Restate the records in full and exactly, with no images included.

++++ SUPPLIED RECORDS ++++

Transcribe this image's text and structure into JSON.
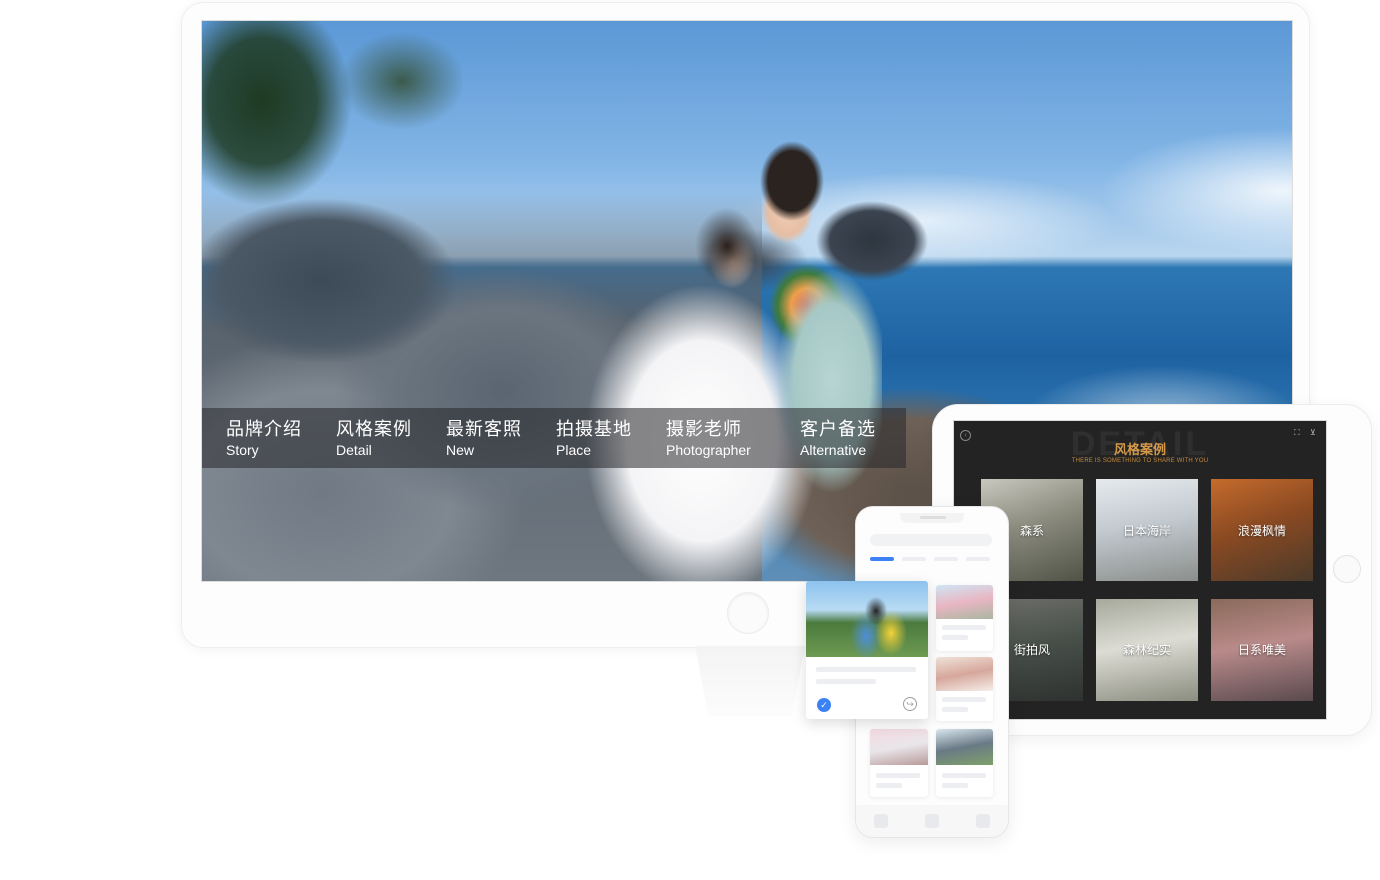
{
  "desktop": {
    "nav": [
      {
        "cn": "品牌介绍",
        "en": "Story"
      },
      {
        "cn": "风格案例",
        "en": "Detail"
      },
      {
        "cn": "最新客照",
        "en": "New"
      },
      {
        "cn": "拍摄基地",
        "en": "Place"
      },
      {
        "cn": "摄影老师",
        "en": "Photographer"
      },
      {
        "cn": "客户备选",
        "en": "Alternative"
      }
    ]
  },
  "tablet": {
    "ghost": "DETAIL",
    "title": "风格案例",
    "subtitle": "THERE IS SOMETHING TO SHARE WITH YOU",
    "cards": [
      {
        "label": "森系"
      },
      {
        "label": "日本海岸"
      },
      {
        "label": "浪漫枫情"
      },
      {
        "label": "街拍风"
      },
      {
        "label": "森林纪实"
      },
      {
        "label": "日系唯美"
      }
    ]
  },
  "phone": {
    "check_icon": "check-circle-icon",
    "share_icon": "share-icon"
  },
  "colors": {
    "accent_blue": "#3b82f6",
    "tablet_title": "#d49a4a",
    "tablet_bg": "#232323"
  }
}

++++

# [SOLUTION TO THIS EXERCISE]
Transcribe this image's text and structure into JSON.
{
  "desktop": {
    "nav": [
      {
        "cn": "品牌介绍",
        "en": "Story"
      },
      {
        "cn": "风格案例",
        "en": "Detail"
      },
      {
        "cn": "最新客照",
        "en": "New"
      },
      {
        "cn": "拍摄基地",
        "en": "Place"
      },
      {
        "cn": "摄影老师",
        "en": "Photographer"
      },
      {
        "cn": "客户备选",
        "en": "Alternative"
      }
    ]
  },
  "tablet": {
    "ghost": "DETAIL",
    "title": "风格案例",
    "subtitle": "THERE IS SOMETHING TO SHARE WITH YOU",
    "cards": [
      {
        "label": "森系"
      },
      {
        "label": "日本海岸"
      },
      {
        "label": "浪漫枫情"
      },
      {
        "label": "街拍风"
      },
      {
        "label": "森林纪实"
      },
      {
        "label": "日系唯美"
      }
    ]
  },
  "phone": {
    "check_icon": "check-circle-icon",
    "share_icon": "share-icon"
  },
  "colors": {
    "accent_blue": "#3b82f6",
    "tablet_title": "#d49a4a",
    "tablet_bg": "#232323"
  }
}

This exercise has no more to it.